Almost three years ago, my family went through a horrific automobile accident that left my youngest brother, Will, in critical condition with a traumatic brain injury. He eventually was sent to Nationwide Children’s Hospital here in Columbus and was cared for by the most wonderful staff. Will spent over four months on the rehabilitation floor working hard on his recovery and my family was fortunate enough to be there 24/7. We live about an hour’s drive from the hospital, and without the comfort and services that the Columbus Ronald McDonald House provided, we would not have been able to be near Will as often or as comfortable as we were. I truly believe Ronald McDonald House Charities of Central Ohio had a direct impact in Will’s recovery because without it, our family would have been more stressed and not have been able to be as active in his rehab.
The Ronald McDonald House provided a home away from home where we could relax after a long and often emotional day at the hospital. The House was a short walk across the street from the hospital and they provided three meals a day, a comfortable bed to flop down on and get a good night’s rest, a warm shower, laundry, a workout room, a library of books, and the best part: a community in which you healed and comforted one another while meeting strangers and sharing your stories over dinner.
I come from a family of runners, always training with our minds focused on the next race ahead. Running serves as my outlet, my way of relieving the stress of the day and serves as my time to reflect on what has happened during the day. During our stay at the House, I became very familiar with the workout room and the treadmill and although I prefer running outside, I would look forward to the afternoons I was able to unwind to the monotonous “clop, clop” of my feet hitting the belt. Believe it or not, I trained for a half-marathon in that room.
A year after the accident and our long residence at the House, I decided to run the 2012 Nationwide Children’s Hospital Columbus Marathon as a member of Team Ronald McDonald House Charities, also known as Team RMHC. It was my way of giving back to the two organizations that gave so much to my family, and a small way to say ‘thank you’ to the countless individuals who took care of us during our time in need. The run was incredible. Previous patients deemed ‘Patient Champions’ line the course and cheer you on, meanwhile you cannot help but think it should be the other way around. I knew my brother was out on the course and anxiously looked for him the whole race. By mile 25 I was exhausted and upset that he was not at the two spots my dad told me to look for them. However, toward the end of mile 25 I spotted Will—he was standing (with assistance from my dad) and was cheering me on. Needless to say, I was crying while I crossed the finish line.
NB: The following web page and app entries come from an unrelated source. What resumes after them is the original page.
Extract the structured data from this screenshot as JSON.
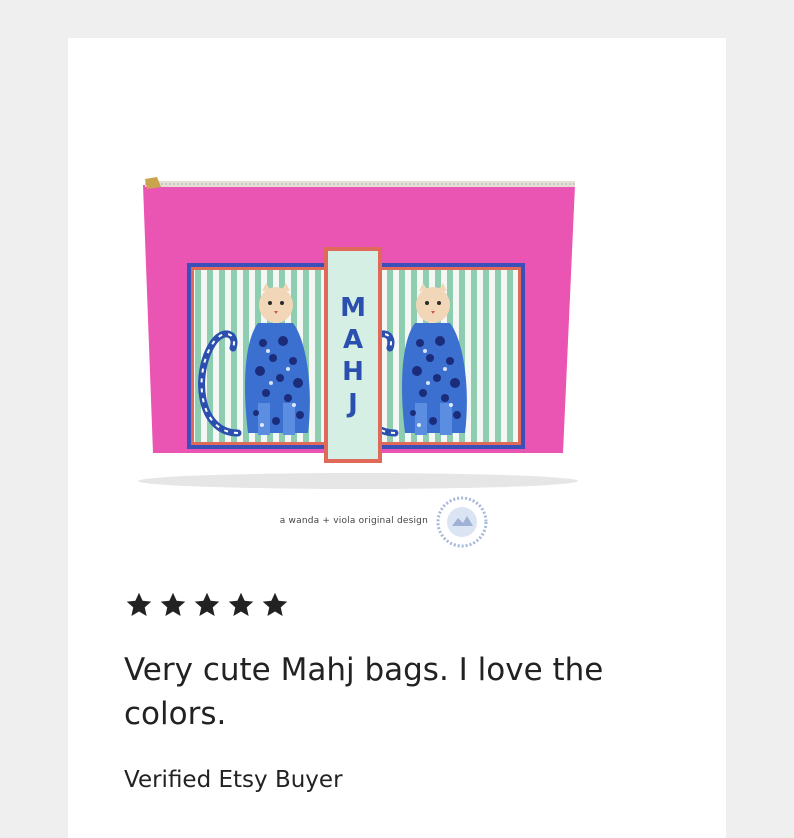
{
  "product": {
    "image_alt": "Pink zipper pouch with two blue leopards on green and white stripes and a vertical MAHJ panel",
    "panel_text": "MAHJ",
    "colors": {
      "bag_pink": "#ea55b3",
      "stripe_green": "#8fcdb0",
      "frame_blue": "#3a4fb8",
      "panel_mint": "#d6efe4",
      "panel_border": "#e06a5a",
      "leopard_blue": "#2a4fae",
      "zipper_gold": "#c9a44c"
    }
  },
  "credit": {
    "text": "a wanda + viola original design",
    "seal_icon": "brand-seal-icon"
  },
  "review": {
    "rating": 5,
    "star_icon": "star-icon",
    "text": "Very cute Mahj bags. I love the colors.",
    "reviewer": "Verified Etsy Buyer"
  }
}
I will be running the Columbus Marathon again this year as a part of Team Ronald McDonald House Charities and I encourage you to do the same. As a team member, we fundraise for the House—a place that provides a home-away-from-home for countless families going through what might be the worst time of their lives. The House is a beacon of hope and warmth and the reward you will feel giving to this place will be invaluable.
*If interested in learning more about Team RMHC, please reach out to Darla Stover at Darla.Stover@rmhc-centralohio.org*